Now it’s admission time. My enlightenment came from…Stove Top Stuffing. I am so embarrassed. I don’t even know where that came from. For some reason I guess I decided to pick up a box at the grocery store when I was in college and attempting to cook for myself rather than eat in the dining hall. And guess what? I liked it.
With time, I started eating my mom’s dressing. That’s right, I didn’t even eat the cornbread dressing that my mom made from scratch. For some reason, I convinced myself that I didn’t like sage, but my mom would use poultry seasoning in her dressing and, even though poultry seasoning contains sage, I liked it. My mom made her dressing in the slow cooker, and you guys, that stuff is good.
What’s the Difference?
Oh yeah, back to semantics. I’ve never actually had stuffing, i.e. bready stuff cooked inside of a bird. Nay nay, if it’s cooked in a pan it’s dressing. And here in the South, it’s almost always cooked in a pan. Besides, it can be really tricky to cook dressing stuffed into a bird thoroughly enough to kill any icky bacteria without drying out the bird. But this stuff is so good that it doesn’t matter.
Another thing….Southern dressing is more or less always cornbread based. Made with biscuits and cornbread and all the traditional flavors of Southern dressing (onions, celery, and sage, which I have realized as my tastebuds matured that I do like, this biscuit and cornbread dressing is flavorful and moist and the perfect side for your Thanksgiving turkey (or ham, if that’s how you roll)!
Yield: 12-15 servings
20 minPrep Time:
1 hr, 45 Cook Time:

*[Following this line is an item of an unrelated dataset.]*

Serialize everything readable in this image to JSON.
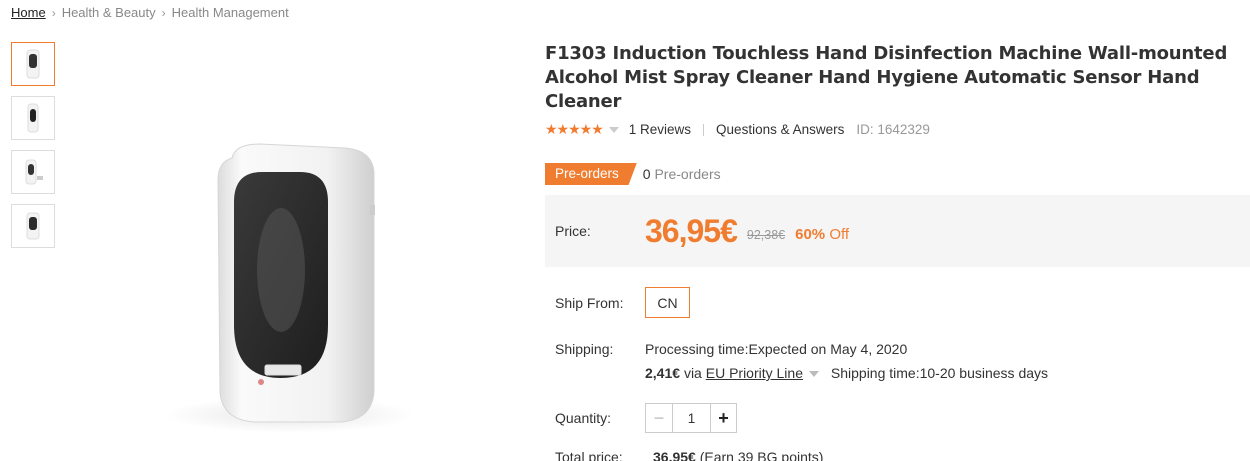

- 8 cups crumbled cornbread (one full-sized batch)
- 6 cups crumbled biscuits (about 10 biscuits)
- 1 medium yellow onion - finely chopped
- 2 stalks celery - finally chopped
- 1/4 to 1/2 cup fresh sage - julienned
- 1 teaspoon salt
- 1/2 teaspoon ground black pepper
- 1 egg
- 1 32-ounce container low-sodium chicken broth
- Dehydrate the bread: preheat the oven to 250 degrees. Spread the crumbled biscuits and cornbread onto a large baking sheet. Bake until dried, about 45 minutes, stirring every 15 minutes. Remove the bread crumbs from the oven and increase the oven temperature to 350 degrees.
- Place the bread crumbs into a large bowl. Add the remaining ingredients and stir until well combined. Taste the mixture for seasoning and add more salt if needed.
- Spread the dressing into a 9 x 13 baking dish. Bake for one hour. Serve immediately.
Cook time includes time to dehydrate bread. This makes a lot of dressing, but it freezes beautifully if your family does not eat all of it in a few days!